[DIRECTIONS FOR THIS TASK]
Print the listing once more, exactly as it stands.

[INPUT DATA]
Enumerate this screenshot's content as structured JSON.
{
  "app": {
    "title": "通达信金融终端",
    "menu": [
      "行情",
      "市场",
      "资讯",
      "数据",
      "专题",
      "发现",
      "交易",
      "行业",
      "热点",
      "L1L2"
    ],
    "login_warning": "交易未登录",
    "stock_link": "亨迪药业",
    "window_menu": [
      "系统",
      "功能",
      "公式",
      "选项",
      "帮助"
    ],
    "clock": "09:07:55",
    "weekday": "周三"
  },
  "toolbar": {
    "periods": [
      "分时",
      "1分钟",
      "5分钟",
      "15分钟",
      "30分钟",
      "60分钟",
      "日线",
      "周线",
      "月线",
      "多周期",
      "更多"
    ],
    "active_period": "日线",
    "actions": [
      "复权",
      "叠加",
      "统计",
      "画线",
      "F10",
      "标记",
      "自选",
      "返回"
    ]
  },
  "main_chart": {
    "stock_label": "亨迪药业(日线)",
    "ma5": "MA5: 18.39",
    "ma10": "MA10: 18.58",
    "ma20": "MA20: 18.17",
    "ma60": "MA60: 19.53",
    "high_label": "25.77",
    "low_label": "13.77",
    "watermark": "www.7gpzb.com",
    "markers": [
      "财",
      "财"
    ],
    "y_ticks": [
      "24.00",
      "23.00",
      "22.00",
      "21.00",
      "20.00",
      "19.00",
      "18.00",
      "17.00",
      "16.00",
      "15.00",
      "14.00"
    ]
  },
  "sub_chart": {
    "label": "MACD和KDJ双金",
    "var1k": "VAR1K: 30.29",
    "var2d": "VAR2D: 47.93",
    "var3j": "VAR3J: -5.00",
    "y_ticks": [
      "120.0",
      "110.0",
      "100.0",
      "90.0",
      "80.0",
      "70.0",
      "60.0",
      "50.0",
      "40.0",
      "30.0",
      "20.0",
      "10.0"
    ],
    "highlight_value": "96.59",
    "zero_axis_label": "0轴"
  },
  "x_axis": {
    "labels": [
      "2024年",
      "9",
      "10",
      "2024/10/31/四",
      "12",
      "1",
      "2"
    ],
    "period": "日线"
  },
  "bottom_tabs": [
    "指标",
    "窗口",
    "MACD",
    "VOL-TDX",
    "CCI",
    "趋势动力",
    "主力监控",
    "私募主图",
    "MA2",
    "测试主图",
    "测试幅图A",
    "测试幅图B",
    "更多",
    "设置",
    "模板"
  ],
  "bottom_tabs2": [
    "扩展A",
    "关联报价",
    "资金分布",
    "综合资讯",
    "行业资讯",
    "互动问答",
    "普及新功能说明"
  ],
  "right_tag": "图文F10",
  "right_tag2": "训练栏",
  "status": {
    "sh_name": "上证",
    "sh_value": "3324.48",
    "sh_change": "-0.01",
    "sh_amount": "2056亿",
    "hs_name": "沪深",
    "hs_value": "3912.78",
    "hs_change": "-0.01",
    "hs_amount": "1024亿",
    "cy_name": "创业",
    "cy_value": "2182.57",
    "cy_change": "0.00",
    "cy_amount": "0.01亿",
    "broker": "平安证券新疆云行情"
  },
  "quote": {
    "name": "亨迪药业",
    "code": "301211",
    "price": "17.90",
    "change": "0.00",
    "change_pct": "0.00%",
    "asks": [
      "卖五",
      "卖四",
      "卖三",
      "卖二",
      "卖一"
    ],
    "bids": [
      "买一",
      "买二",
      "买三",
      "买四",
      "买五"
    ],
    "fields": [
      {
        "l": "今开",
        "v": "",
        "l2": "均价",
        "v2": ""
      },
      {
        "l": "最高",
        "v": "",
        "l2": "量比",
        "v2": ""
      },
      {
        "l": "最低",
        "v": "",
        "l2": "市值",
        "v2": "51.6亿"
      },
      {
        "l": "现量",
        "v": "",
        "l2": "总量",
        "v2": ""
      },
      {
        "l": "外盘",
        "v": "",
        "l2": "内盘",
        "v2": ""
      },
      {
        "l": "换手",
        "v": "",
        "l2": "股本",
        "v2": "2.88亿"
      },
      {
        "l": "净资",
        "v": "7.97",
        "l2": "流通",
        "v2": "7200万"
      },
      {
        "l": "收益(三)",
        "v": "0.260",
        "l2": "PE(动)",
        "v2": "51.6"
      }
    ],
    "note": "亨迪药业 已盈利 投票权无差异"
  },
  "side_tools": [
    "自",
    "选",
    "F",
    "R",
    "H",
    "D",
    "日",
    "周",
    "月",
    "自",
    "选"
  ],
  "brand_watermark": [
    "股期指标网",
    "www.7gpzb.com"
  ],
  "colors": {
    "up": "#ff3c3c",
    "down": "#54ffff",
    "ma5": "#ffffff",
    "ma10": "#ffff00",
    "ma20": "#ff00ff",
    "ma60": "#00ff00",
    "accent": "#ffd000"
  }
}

[SOLUTION TO THIS TASK]
Enumerate this screenshot's content as structured JSON.
{
  "app": {
    "title": "通达信金融终端",
    "menu": [
      "行情",
      "市场",
      "资讯",
      "数据",
      "专题",
      "发现",
      "交易",
      "行业",
      "热点",
      "L1L2"
    ],
    "login_warning": "交易未登录",
    "stock_link": "亨迪药业",
    "window_menu": [
      "系统",
      "功能",
      "公式",
      "选项",
      "帮助"
    ],
    "clock": "09:07:55",
    "weekday": "周三"
  },
  "toolbar": {
    "periods": [
      "分时",
      "1分钟",
      "5分钟",
      "15分钟",
      "30分钟",
      "60分钟",
      "日线",
      "周线",
      "月线",
      "多周期",
      "更多"
    ],
    "active_period": "日线",
    "actions": [
      "复权",
      "叠加",
      "统计",
      "画线",
      "F10",
      "标记",
      "自选",
      "返回"
    ]
  },
  "main_chart": {
    "stock_label": "亨迪药业(日线)",
    "ma5": "MA5: 18.39",
    "ma10": "MA10: 18.58",
    "ma20": "MA20: 18.17",
    "ma60": "MA60: 19.53",
    "high_label": "25.77",
    "low_label": "13.77",
    "watermark": "www.7gpzb.com",
    "markers": [
      "财",
      "财"
    ],
    "y_ticks": [
      "24.00",
      "23.00",
      "22.00",
      "21.00",
      "20.00",
      "19.00",
      "18.00",
      "17.00",
      "16.00",
      "15.00",
      "14.00"
    ]
  },
  "sub_chart": {
    "label": "MACD和KDJ双金",
    "var1k": "VAR1K: 30.29",
    "var2d": "VAR2D: 47.93",
    "var3j": "VAR3J: -5.00",
    "y_ticks": [
      "120.0",
      "110.0",
      "100.0",
      "90.0",
      "80.0",
      "70.0",
      "60.0",
      "50.0",
      "40.0",
      "30.0",
      "20.0",
      "10.0"
    ],
    "highlight_value": "96.59",
    "zero_axis_label": "0轴"
  },
  "x_axis": {
    "labels": [
      "2024年",
      "9",
      "10",
      "2024/10/31/四",
      "12",
      "1",
      "2"
    ],
    "period": "日线"
  },
  "bottom_tabs": [
    "指标",
    "窗口",
    "MACD",
    "VOL-TDX",
    "CCI",
    "趋势动力",
    "主力监控",
    "私募主图",
    "MA2",
    "测试主图",
    "测试幅图A",
    "测试幅图B",
    "更多",
    "设置",
    "模板"
  ],
  "bottom_tabs2": [
    "扩展A",
    "关联报价",
    "资金分布",
    "综合资讯",
    "行业资讯",
    "互动问答",
    "普及新功能说明"
  ],
  "right_tag": "图文F10",
  "right_tag2": "训练栏",
  "status": {
    "sh_name": "上证",
    "sh_value": "3324.48",
    "sh_change": "-0.01",
    "sh_amount": "2056亿",
    "hs_name": "沪深",
    "hs_value": "3912.78",
    "hs_change": "-0.01",
    "hs_amount": "1024亿",
    "cy_name": "创业",
    "cy_value": "2182.57",
    "cy_change": "0.00",
    "cy_amount": "0.01亿",
    "broker": "平安证券新疆云行情"
  },
  "quote": {
    "name": "亨迪药业",
    "code": "301211",
    "price": "17.90",
    "change": "0.00",
    "change_pct": "0.00%",
    "asks": [
      "卖五",
      "卖四",
      "卖三",
      "卖二",
      "卖一"
    ],
    "bids": [
      "买一",
      "买二",
      "买三",
      "买四",
      "买五"
    ],
    "fields": [
      {
        "l": "今开",
        "v": "",
        "l2": "均价",
        "v2": ""
      },
      {
        "l": "最高",
        "v": "",
        "l2": "量比",
        "v2": ""
      },
      {
        "l": "最低",
        "v": "",
        "l2": "市值",
        "v2": "51.6亿"
      },
      {
        "l": "现量",
        "v": "",
        "l2": "总量",
        "v2": ""
      },
      {
        "l": "外盘",
        "v": "",
        "l2": "内盘",
        "v2": ""
      },
      {
        "l": "换手",
        "v": "",
        "l2": "股本",
        "v2": "2.88亿"
      },
      {
        "l": "净资",
        "v": "7.97",
        "l2": "流通",
        "v2": "7200万"
      },
      {
        "l": "收益(三)",
        "v": "0.260",
        "l2": "PE(动)",
        "v2": "51.6"
      }
    ],
    "note": "亨迪药业 已盈利 投票权无差异"
  },
  "side_tools": [
    "自",
    "选",
    "F",
    "R",
    "H",
    "D",
    "日",
    "周",
    "月",
    "自",
    "选"
  ],
  "brand_watermark": [
    "股期指标网",
    "www.7gpzb.com"
  ],
  "colors": {
    "up": "#ff3c3c",
    "down": "#54ffff",
    "ma5": "#ffffff",
    "ma10": "#ffff00",
    "ma20": "#ff00ff",
    "ma60": "#00ff00",
    "accent": "#ffd000"
  }
}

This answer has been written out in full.